[en] In muonic atoms the Uehling potential (an effect of a free electronic vacuum polarization loop) is responsible for the leading contribution to the Lamb shift causing the splitting of states with Δn = 0 and Δl ≠ 0. Here we consider the Lamb shift in the leading non-relativistic approximation, i.e., within an approach based on a certain Schroedinger equation. That is valid for low and medium Z as long as (Zα)2 << 1. The results is a function of a few parameters, including κ Zαmμ/me, n and l. We present various asymptotics and in particular we study a region of validity of asymptotics with large and small κ. Special attention is paid to circular states, which are considered in a limit of n >> 1. (authors)

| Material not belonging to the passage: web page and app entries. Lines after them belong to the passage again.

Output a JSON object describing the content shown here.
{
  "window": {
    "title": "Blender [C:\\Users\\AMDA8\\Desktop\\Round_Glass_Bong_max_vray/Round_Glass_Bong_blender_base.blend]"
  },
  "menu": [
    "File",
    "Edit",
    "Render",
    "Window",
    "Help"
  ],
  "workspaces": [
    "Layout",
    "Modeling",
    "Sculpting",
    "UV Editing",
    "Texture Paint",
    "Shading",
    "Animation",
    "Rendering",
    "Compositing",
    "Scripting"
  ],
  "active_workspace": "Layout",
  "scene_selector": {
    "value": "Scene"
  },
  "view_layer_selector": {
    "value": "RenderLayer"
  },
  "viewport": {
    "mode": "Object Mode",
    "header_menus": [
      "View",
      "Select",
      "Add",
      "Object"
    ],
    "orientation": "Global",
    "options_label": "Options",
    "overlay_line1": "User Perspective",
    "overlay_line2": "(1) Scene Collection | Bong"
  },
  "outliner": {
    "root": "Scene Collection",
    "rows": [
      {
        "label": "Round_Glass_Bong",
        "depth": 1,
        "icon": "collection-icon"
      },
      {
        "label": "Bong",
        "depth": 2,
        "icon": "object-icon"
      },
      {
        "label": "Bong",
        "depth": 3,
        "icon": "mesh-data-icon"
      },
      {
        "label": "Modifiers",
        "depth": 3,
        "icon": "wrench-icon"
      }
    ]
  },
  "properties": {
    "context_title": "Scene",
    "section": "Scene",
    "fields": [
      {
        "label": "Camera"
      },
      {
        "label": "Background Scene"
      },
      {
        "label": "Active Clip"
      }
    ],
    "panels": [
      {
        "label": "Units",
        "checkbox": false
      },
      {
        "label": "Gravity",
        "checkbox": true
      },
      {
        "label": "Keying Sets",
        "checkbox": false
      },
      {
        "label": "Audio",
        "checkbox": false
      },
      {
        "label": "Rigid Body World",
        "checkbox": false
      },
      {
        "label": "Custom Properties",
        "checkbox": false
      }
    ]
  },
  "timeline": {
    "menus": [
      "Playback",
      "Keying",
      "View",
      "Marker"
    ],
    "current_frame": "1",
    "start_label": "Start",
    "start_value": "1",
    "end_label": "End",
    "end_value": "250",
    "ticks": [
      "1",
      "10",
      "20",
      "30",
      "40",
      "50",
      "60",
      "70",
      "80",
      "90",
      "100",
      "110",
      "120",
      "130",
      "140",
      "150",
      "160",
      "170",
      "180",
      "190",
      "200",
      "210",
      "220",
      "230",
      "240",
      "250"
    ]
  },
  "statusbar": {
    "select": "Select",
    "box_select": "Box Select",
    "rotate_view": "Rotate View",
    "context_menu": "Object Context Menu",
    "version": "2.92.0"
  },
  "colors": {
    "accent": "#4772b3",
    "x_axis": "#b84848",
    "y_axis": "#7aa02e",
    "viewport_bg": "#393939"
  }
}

[en] The cooperative Lamb shift (CLS) is hard to measure because in samples much larger than a resonant wavelength it is much smaller, for an initially prepared resonantly phased state, than the cooperative decay rate (CDR). We show, however, that if the phasing of the initial state is detuned so that the spatial wave vector is k1 congruent with k0±O((1/R)) (where k0=ω0/c is the resonant frequency), the CLS grows to 'giant' magnitudes making it comparable to the CDR. Moreover, for certain controlled values of detuning, the initial CDR becomes small so that the dynamical Lamb shift (DLS) can be measured over a considerable period of time.